• _RECORDS_:
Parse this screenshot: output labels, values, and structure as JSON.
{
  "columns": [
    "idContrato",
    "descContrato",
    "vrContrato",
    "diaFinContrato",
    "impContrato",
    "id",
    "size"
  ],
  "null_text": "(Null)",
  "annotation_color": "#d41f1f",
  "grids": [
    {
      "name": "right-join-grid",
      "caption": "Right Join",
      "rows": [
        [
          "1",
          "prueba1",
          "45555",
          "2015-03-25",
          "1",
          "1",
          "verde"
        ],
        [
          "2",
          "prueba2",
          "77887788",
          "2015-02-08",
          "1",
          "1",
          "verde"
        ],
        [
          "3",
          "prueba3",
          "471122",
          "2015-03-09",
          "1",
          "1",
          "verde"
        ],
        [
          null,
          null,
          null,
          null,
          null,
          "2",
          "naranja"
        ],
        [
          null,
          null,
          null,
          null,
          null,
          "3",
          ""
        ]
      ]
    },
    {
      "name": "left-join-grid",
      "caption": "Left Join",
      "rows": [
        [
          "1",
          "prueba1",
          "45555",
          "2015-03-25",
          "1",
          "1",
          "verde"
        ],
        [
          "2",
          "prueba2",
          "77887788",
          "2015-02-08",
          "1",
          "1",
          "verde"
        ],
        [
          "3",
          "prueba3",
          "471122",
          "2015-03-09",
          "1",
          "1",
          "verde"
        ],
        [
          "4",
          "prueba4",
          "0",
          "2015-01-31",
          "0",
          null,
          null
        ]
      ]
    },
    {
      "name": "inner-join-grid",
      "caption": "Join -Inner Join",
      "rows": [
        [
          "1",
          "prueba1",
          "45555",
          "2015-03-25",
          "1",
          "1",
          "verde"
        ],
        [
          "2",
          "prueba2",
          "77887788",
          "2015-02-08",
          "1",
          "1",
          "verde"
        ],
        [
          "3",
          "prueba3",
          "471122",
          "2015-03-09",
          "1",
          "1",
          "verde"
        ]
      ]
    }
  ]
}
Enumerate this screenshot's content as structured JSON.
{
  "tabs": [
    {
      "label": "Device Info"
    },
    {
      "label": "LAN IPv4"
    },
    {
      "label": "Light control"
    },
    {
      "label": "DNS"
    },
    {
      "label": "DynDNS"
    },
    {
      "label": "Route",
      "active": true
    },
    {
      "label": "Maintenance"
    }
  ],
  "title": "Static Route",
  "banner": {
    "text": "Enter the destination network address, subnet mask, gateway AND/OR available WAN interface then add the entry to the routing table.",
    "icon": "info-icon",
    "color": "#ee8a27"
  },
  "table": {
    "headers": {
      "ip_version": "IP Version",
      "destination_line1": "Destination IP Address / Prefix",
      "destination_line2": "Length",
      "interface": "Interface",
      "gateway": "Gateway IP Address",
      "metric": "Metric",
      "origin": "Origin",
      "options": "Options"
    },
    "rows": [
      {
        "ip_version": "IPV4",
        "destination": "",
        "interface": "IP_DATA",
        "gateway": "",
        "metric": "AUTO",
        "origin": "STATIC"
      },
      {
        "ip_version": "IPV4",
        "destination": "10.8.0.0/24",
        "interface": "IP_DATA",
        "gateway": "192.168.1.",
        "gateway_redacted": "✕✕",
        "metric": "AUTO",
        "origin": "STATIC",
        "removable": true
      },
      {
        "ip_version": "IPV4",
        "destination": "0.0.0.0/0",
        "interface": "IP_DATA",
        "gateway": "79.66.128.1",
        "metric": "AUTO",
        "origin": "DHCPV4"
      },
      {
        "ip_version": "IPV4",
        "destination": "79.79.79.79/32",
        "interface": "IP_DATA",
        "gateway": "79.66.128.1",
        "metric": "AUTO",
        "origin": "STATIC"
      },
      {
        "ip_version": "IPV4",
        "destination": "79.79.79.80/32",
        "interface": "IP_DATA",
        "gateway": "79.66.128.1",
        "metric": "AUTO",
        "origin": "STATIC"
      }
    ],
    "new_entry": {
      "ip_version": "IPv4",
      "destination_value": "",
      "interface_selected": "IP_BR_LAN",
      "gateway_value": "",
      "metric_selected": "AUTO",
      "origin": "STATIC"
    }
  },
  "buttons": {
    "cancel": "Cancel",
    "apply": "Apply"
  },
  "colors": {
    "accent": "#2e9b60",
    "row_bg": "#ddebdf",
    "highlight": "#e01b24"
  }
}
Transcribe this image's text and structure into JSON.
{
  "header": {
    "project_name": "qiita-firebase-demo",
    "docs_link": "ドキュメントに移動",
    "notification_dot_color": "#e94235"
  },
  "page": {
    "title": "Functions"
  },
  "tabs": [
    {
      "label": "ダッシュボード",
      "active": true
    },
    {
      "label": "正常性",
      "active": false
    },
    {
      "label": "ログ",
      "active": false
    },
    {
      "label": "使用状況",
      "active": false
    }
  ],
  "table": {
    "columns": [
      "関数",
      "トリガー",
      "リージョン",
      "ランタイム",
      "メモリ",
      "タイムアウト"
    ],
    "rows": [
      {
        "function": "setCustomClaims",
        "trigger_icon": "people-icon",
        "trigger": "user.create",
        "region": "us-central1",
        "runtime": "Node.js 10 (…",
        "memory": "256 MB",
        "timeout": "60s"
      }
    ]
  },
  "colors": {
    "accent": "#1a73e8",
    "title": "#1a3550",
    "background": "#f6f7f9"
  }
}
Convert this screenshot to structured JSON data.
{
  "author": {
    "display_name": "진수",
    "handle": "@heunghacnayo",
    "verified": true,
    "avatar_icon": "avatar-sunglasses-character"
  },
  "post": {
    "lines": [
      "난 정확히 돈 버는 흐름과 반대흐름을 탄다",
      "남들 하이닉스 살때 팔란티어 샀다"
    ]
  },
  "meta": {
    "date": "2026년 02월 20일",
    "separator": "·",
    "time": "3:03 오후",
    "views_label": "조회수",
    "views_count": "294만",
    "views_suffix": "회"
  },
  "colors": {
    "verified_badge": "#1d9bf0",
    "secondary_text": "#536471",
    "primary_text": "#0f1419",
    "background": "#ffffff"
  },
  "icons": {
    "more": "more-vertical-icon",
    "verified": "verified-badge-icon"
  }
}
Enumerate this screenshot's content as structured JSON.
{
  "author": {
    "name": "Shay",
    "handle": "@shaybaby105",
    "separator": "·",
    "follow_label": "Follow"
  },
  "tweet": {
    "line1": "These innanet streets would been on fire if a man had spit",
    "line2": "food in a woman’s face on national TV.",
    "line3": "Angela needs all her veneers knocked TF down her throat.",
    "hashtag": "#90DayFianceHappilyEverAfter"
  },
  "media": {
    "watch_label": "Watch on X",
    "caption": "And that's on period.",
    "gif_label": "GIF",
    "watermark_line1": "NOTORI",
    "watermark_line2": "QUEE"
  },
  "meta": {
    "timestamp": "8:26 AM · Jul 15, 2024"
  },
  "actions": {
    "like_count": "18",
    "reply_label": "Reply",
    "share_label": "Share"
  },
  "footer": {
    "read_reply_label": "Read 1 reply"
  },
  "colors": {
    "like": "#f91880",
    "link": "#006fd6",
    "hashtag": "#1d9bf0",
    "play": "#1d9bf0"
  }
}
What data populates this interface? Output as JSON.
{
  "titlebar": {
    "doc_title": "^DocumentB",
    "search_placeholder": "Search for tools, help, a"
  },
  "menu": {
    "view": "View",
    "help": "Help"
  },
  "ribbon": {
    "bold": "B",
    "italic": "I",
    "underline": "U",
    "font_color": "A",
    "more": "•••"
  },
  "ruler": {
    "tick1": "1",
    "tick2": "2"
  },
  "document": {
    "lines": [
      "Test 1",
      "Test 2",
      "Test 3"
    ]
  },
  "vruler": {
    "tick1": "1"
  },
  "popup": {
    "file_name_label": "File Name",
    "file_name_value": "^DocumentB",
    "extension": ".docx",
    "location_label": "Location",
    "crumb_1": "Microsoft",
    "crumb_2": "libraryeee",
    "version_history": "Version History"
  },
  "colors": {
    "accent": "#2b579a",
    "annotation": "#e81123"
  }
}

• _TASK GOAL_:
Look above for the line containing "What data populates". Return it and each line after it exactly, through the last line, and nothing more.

• _WRITTEN RESPONSE_:
What data populates this interface? Output as JSON.
{
  "titlebar": {
    "doc_title": "^DocumentB",
    "search_placeholder": "Search for tools, help, a"
  },
  "menu": {
    "view": "View",
    "help": "Help"
  },
  "ribbon": {
    "bold": "B",
    "italic": "I",
    "underline": "U",
    "font_color": "A",
    "more": "•••"
  },
  "ruler": {
    "tick1": "1",
    "tick2": "2"
  },
  "document": {
    "lines": [
      "Test 1",
      "Test 2",
      "Test 3"
    ]
  },
  "vruler": {
    "tick1": "1"
  },
  "popup": {
    "file_name_label": "File Name",
    "file_name_value": "^DocumentB",
    "extension": ".docx",
    "location_label": "Location",
    "crumb_1": "Microsoft",
    "crumb_2": "libraryeee",
    "version_history": "Version History"
  },
  "colors": {
    "accent": "#2b579a",
    "annotation": "#e81123"
  }
}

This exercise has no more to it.